The Federal Circuit swiftly dispensed with the plaintiff’s argument that the district court should not rule on a motion to dismiss until after the claims have been construed so that sufficiency of the allegations can be tested in view of the claims as properly construed. The Federal Circuit ruled, instead, that in evaluating the sufficiency of the complaint, the patent claims are simply given their broadest possible construction (slip op. at 32, n. 13):
We agree with R+L that, to the extent the district court based its assessment of the “reasonableness” of a given inference of infringement on a narrow construction of the patent’s claims, claim construction at the pleading stage—with no claim construction processes under-taken—was inappropriate. Appellant’s Reply Br. 9–11. We afford the claims their broadest possible construction at this stage of the proceedings.

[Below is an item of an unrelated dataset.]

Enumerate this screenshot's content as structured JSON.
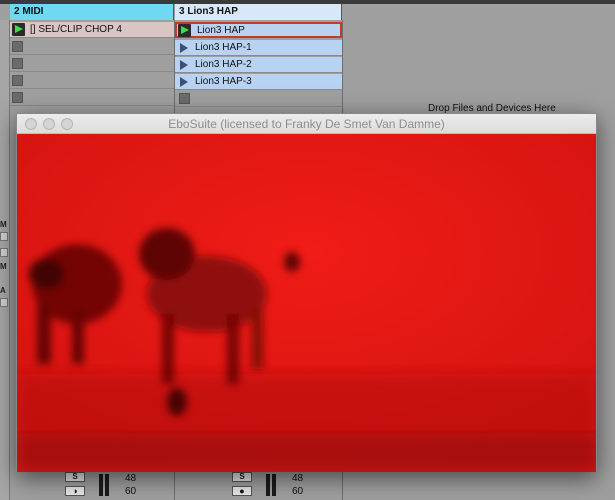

Indirect Infringement – Knowledge Of Patent After Complaint Filed Is Apparently Sufficient
The Federal Circuit also appeared to endorse the proposition that the knowledge and intent requirements for indirect infringement claims – e.g., knowledge of the patent as required for inducing and contributory infringement; an intent to induce infringement as required for inducing infringement; and knowing a component to be especially made or adapted for an infringing use as required for contributory infringement – can be based on the knowledge provided by the complaint and continued activities thereafter. In that regard, the Federal Circuit found the allegation of inducing infringement sufficient where the plaintiff alleged (slip op. at 35):
R+L alleges that Intermec became aware of its patent, at the latest, in July or August when it was served with its complaint.